 The tariff was named after Jules Méline, the Prime Minister of France at the time. He had previously been the Minister of Agriculture (1883-1885).
 Except, most notably, England. See Peter Gourevitch, Politics in Hard Times: Comparative Responses to International Economic Crises. Ithaca: Cornell University Press,1986.
 See Eugene Golob, The Méline Tariff: French Agriculture and Nationalist Economic Policy. New York: Columbia University Press, 1944 and Herman Lebovics, The Alliance of Iron and Wheat in the Third French Republic, 1890-1914: Origins of the New Conservatism. Baton Rouge: Louisiana State University Press, 1988
 The “old” colonies, or vieilles colonies, were those colonies that France retained from the first wave of imperialism in the early modern period. They included, among others, the sugar colonies of Guadeloupe, Martinique, and Réunion.
 Arthur Girault, Principes de colonisation et de législation coloniale, t. 3. Notions économiques, deuxième partie les colonies françaises depuis 1815. 5th Edition. Paris: Libraire du Receuil Sirey, 1930, 7; Arthur Girault, The Colonial Tariff Policy of France. Oxford: Clarendon Press, 1916, 84; Lebovics, Alliance of Iron and Wheat, chapter six. On debates on tariff assimilation and colonial assimilation, see Stuart Persell, The French Colonial Lobby. Stanford: Hoover Institution, 1983.
 On the longer history of Guadeloupe see Henri Bangou, La Guadeloupe. Paris: L’Harmattan, 1987.
 During the Second Empire, Napoleon III promoted a liberal trade policy that allowed the colonies—or at least the “old” colonies—broad control over foreign trade, duties, and wharfage fees. The Méline tariff eliminated these privileges.
 For a fuller account see Elizabeth Heath, Wine, Sugar, and the Making of Modern France: Global Economic Crisis and the Racialization of French Citizenship. Cambridge: Cambridge University Press, 2014.
 Crops that could not be produced in France, and thus posed no threat to metropolitan producers Girault, Principes, 9-10 and 16 and Conseil général, session extraordinaire.
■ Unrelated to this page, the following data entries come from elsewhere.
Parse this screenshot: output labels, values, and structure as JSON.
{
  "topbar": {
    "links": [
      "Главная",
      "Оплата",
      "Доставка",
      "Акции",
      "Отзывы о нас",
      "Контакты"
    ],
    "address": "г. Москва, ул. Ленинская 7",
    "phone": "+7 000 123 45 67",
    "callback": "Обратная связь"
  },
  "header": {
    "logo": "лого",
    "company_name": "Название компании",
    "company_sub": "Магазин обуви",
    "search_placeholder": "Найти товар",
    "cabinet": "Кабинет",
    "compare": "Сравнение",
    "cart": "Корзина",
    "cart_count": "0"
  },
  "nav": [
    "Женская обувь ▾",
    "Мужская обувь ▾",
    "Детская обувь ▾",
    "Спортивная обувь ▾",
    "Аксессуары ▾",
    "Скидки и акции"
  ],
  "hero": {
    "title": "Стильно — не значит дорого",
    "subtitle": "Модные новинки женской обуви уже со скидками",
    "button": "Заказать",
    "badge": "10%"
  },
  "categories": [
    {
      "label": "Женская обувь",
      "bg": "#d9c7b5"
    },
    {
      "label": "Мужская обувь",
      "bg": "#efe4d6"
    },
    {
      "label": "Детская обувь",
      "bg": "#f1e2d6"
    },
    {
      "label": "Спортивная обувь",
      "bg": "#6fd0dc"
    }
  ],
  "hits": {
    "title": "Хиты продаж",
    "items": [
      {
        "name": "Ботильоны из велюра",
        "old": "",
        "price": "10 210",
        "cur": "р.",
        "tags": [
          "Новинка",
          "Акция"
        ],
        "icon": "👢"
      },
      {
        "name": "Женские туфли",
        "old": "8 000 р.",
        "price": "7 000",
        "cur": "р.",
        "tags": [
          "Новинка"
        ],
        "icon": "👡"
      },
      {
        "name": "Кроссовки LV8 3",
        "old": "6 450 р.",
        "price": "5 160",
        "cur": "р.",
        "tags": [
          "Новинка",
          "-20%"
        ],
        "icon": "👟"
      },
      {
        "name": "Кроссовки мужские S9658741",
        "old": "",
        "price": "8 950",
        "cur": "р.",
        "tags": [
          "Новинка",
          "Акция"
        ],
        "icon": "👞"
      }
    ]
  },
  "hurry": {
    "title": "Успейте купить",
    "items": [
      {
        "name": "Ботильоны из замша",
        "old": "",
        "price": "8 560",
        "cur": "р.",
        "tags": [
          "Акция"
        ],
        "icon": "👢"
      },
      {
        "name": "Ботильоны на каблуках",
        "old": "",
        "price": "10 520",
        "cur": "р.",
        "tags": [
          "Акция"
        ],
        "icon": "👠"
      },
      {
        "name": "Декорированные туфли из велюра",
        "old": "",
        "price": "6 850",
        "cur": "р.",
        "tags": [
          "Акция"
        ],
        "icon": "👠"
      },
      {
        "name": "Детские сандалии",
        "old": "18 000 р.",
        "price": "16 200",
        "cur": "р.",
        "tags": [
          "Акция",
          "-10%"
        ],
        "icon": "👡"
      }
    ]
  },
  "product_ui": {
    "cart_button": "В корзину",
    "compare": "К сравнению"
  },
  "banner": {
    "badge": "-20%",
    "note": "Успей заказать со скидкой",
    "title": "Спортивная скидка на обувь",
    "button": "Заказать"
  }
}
Extrait du procès-verbal (1892), 18.
 Conseil général, session extraordinaire. Extrait du procès-verbal (1892), 76.
 Conseil général, session extraordinaire. Extrait du procès-verbal (1892), 77.
 Conseil général, session extraordinaire. Extrait du procès-verbal (1892), 45.
 Conseil général, session extraordinaire. Extrait du procès-verbal (1892), 45.
 Conseil général, session extraordinaire. Extrait du procès-verbal (1892), 47.
Published on September 5, 2018.